Published March 22, 2010
Kyle Busch wasn’t a fan of NASCAR’s new car when it was introduced at Bristol Motor Speedway three years ago, but he won three of the six Sprint Cup races at the track from 2007-2009 including both races last season.
He wasn’t a fan of his own car in the Food City 500 on Sunday.
A new tire combination – the one used at Indianapolis Motor Speedway last year – required a different setup and for a Joe Gibbs Racing team that won both races a year ago, they opted to begin the Bristol weekend with the setup from 2009.
That made it a long weekend. Busch was awful Friday, qualified 38th and was never in the top 20 in practices.

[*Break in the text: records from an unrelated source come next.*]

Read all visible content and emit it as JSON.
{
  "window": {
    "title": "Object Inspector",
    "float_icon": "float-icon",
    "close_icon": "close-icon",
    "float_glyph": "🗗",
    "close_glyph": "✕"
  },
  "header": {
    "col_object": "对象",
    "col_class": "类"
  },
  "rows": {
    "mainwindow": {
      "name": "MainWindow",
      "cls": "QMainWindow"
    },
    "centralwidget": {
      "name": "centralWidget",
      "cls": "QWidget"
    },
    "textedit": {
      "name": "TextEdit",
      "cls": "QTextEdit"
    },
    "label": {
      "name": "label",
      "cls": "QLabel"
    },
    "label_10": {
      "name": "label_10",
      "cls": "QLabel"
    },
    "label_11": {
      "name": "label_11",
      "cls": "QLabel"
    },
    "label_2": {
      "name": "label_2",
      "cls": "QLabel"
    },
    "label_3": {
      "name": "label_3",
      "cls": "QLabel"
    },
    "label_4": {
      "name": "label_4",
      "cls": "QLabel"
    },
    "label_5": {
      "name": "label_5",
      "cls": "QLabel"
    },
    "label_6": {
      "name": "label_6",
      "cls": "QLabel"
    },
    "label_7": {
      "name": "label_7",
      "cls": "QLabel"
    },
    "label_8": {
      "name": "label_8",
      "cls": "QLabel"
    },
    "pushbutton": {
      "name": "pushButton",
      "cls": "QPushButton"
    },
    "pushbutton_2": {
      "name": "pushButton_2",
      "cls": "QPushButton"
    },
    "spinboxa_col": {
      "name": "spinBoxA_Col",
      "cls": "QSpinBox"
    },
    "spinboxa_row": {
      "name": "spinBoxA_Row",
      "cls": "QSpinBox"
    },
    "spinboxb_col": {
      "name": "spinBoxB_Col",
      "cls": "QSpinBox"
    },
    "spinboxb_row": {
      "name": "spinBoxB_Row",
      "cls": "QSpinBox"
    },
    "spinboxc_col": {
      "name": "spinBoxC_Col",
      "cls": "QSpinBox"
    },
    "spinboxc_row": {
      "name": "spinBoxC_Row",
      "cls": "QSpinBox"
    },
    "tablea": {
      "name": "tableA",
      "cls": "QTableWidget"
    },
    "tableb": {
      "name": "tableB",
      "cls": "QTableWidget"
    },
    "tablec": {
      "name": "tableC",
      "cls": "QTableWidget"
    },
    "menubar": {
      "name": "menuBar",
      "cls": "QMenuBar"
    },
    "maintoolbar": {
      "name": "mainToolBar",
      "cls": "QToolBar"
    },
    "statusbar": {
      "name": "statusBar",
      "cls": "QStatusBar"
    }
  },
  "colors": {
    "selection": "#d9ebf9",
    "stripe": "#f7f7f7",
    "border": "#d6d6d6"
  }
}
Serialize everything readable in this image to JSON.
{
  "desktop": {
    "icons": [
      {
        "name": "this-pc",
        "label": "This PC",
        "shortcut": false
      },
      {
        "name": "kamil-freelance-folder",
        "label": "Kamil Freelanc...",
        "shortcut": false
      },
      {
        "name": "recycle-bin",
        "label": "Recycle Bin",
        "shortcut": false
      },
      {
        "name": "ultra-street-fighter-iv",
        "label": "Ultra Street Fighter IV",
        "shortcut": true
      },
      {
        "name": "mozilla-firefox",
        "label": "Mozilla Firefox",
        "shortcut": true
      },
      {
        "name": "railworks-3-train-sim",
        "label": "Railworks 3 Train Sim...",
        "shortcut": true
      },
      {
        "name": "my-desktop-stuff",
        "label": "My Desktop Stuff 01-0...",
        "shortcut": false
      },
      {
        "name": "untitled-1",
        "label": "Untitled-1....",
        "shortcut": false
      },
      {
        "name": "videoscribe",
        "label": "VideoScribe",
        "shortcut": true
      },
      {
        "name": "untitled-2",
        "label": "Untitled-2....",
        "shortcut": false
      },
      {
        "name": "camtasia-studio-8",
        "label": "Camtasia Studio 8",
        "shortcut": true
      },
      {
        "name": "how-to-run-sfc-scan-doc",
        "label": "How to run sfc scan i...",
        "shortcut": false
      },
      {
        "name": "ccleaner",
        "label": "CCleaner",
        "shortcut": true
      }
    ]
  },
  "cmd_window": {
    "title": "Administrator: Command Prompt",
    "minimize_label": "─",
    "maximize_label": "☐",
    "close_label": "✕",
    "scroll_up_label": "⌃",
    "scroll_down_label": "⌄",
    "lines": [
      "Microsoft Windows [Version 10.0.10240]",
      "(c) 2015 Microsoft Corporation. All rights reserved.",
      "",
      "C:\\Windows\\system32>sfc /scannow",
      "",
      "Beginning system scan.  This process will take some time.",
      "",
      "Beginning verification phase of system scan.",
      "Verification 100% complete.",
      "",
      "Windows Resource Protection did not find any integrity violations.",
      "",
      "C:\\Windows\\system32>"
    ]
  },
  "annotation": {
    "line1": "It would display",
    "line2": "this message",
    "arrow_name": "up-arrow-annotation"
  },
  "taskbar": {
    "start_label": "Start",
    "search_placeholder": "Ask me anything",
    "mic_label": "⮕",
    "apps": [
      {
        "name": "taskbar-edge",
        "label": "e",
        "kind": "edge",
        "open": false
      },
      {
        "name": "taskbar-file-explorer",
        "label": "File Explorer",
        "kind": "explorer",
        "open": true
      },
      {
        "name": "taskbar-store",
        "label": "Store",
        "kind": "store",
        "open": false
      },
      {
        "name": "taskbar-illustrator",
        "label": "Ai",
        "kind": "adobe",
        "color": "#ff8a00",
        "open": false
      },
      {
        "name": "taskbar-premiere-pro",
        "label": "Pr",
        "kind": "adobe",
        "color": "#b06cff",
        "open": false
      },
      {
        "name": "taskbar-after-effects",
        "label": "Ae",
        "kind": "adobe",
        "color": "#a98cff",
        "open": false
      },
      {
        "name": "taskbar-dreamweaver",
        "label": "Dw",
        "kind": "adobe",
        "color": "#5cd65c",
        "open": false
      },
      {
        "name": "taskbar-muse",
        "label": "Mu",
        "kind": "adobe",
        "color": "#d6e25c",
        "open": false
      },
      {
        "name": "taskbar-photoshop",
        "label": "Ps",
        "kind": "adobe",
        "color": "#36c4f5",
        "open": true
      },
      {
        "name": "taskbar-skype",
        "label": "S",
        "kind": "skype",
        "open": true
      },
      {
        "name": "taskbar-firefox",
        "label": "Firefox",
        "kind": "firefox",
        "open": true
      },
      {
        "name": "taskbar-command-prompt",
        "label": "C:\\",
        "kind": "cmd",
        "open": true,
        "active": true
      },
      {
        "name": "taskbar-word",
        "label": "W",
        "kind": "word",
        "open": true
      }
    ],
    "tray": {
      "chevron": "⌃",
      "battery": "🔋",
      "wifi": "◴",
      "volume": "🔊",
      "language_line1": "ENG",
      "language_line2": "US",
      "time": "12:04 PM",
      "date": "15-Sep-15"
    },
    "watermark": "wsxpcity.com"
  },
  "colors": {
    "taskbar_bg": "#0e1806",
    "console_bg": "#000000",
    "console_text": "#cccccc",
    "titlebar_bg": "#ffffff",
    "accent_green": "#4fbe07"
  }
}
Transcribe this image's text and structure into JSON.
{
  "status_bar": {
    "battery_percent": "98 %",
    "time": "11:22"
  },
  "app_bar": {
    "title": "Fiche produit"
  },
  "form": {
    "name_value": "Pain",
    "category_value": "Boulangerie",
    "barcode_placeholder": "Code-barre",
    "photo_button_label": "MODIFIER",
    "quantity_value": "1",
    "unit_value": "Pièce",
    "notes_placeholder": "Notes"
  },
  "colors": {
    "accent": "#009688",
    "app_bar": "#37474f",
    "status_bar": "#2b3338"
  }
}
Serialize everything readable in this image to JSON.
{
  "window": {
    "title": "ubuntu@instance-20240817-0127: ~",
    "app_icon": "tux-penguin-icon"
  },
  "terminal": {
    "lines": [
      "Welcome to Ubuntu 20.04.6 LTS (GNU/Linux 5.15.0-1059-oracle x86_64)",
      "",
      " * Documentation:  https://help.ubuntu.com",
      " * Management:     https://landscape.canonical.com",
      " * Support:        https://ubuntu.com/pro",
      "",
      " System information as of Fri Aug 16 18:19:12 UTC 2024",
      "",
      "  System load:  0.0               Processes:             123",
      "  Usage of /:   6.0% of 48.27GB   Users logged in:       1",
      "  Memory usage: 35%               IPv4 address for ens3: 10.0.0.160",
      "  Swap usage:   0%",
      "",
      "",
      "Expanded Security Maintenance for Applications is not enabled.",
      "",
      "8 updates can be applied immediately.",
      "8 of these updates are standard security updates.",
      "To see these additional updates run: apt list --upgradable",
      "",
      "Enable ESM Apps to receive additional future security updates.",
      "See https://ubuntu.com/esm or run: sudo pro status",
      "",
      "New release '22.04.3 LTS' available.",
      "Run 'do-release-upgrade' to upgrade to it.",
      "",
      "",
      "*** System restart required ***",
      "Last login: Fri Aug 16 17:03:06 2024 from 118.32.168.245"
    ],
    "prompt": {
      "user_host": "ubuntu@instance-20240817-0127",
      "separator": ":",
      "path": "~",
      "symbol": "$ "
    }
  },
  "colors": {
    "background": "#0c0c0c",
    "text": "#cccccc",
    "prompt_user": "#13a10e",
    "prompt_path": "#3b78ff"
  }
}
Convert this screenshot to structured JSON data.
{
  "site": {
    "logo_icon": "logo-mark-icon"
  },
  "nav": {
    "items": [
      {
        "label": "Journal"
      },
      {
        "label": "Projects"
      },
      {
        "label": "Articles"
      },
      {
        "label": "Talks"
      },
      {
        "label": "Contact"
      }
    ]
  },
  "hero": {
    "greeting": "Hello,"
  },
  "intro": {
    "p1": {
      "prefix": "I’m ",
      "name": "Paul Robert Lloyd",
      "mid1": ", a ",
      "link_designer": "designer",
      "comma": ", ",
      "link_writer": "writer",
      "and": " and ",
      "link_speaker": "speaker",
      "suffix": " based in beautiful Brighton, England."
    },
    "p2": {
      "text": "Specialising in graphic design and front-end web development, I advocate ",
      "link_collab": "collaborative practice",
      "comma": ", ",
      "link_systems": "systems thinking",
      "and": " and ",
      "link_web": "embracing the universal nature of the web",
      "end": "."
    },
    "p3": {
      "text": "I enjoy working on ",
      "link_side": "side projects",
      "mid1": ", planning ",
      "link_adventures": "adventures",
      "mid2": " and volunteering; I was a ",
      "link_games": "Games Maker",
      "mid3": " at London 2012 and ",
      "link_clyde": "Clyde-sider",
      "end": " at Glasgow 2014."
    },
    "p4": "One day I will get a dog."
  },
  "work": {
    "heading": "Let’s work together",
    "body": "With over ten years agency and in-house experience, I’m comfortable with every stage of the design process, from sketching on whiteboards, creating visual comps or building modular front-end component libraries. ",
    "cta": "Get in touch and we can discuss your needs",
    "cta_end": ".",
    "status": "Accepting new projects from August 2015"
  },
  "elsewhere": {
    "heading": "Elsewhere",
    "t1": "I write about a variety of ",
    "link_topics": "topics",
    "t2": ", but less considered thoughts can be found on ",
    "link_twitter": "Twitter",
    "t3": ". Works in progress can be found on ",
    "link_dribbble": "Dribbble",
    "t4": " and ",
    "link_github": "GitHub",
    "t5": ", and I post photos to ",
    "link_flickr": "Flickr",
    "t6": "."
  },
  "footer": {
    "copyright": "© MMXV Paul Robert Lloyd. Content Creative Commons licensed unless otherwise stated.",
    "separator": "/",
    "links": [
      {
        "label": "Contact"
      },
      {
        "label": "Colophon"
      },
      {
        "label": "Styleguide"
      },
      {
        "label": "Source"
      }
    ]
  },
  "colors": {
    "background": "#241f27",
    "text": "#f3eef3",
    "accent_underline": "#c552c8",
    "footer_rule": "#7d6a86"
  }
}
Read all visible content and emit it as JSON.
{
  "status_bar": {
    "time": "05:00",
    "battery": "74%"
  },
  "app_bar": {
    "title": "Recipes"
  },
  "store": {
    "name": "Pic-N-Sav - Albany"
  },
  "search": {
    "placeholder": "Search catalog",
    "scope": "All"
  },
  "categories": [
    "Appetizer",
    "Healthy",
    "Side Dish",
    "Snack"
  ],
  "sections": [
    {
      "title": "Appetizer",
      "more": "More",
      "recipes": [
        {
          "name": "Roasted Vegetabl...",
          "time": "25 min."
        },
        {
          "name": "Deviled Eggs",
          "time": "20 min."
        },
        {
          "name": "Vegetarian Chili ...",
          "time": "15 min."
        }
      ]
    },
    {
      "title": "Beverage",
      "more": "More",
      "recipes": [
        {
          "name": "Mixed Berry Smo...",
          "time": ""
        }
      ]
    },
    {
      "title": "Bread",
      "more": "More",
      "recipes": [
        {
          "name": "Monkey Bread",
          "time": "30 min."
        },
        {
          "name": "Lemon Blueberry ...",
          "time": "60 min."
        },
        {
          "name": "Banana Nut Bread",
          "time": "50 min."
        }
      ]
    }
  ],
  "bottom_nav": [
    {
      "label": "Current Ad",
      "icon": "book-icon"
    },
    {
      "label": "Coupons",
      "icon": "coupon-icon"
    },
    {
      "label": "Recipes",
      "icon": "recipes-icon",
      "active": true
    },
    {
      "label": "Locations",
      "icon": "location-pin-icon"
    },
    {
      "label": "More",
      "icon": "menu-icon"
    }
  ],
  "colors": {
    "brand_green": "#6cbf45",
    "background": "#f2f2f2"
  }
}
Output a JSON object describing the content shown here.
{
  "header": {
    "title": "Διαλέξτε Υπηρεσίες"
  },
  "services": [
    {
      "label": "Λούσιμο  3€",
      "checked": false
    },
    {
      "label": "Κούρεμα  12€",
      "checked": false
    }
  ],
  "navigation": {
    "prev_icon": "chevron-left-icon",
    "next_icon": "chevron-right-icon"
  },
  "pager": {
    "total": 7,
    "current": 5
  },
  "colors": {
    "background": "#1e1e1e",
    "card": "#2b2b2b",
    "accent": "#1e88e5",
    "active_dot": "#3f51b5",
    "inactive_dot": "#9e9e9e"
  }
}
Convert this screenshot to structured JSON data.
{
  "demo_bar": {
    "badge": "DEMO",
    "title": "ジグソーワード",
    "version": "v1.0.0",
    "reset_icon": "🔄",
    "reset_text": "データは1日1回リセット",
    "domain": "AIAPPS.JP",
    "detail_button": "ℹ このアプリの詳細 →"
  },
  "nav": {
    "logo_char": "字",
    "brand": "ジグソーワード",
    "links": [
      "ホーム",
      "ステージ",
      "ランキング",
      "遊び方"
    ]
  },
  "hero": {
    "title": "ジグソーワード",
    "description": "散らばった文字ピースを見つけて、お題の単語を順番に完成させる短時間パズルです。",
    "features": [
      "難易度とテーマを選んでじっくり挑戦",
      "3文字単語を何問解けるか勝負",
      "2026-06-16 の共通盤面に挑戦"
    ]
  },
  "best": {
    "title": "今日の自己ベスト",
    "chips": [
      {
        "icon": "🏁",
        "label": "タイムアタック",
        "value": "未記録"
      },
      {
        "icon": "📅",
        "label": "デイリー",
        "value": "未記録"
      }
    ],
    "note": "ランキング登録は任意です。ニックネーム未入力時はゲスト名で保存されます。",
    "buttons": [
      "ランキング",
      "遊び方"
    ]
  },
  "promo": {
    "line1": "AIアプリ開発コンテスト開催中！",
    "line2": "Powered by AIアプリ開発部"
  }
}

The No. 18 Toyota was a mid-pack car until Busch wrecked on lap 264 after blowing a right front tire – an accident he blamed on having to brake too much because the car was too loose.
He knocked the toe out of the car but his team fixed it without losing a lap, and he was able to rally and finish ninth by using pit strategy and staying out of trouble.
“It just wasn’t the kind of car we wanted to bring back here to Bristol,” Busch said. “We just worked from behind all weekend long. The right front went down and I got into the wall there in about the middle of the race and things didn’t look good. The guys never gave up and I never gave up and somehow we got a decent finish out of it.”
It was the first top-10 finish of the season for Busch, who moved up five spots in points to 10th.
“We want to run better, but you need to make the bad days the best you can if you want to make the Chase and have a shot at a championship,” Busch said. “We did what we needed to do today.”
But maybe the team didn’t do everything it needed to do the entire weekend. Crew chief Dave Rogers, who replaced Steve Addington with three races left in the 2009 season, said he is still learning the car.
“I came here with last year’s setup,” Rogers said. “I’ve got a lot of respect for Steve Addington. He’s a brilliant crew chief. He’s a good friend of mine and a very intelligent guy.
“I by no means came here and said I was going to outsmart Steve Addington. He won the last two races here. I set my ego aside and put his setup in here and it just didn’t work with this tire.”
It was difficult for Busch to get a comfortable balance on the car. Rogers said the data indicated the car probably should have had a tighter setup than in the past. He said he has focused on the intermediate tracks and hadn’t focused on a Bristol setup.
“We’ve had a couple of top-10 cars this year and we didn’t get those finishes,” Rogers said. “Now we probably didn’t have a top-10 car and we got a top-10 finish. It was definitely a positive thing for us.
“But we have some work to do. We know we’re trying to build this program. … To come out of here with our first top-10 of the year, we’ll take it.”
Rogers also is learning Busch, who at one point sounded defeated on the radio after the accident when he said, “It’s done,” and telling the team the car was awful in a little bit harsher language.
At the time, Rogers didn’t think his driver was defeated.
“Kyle Busch has been outstanding to work with this year,” Rogers said. “I can’t tell you how great a driver and how mentally tough he’s been this year. So when he made that comment today, I thought the car was done.
“He hasn’t given up on me this year.”
SceneDaily.com•Third-place finish equals bitter defeat for Kurt Busch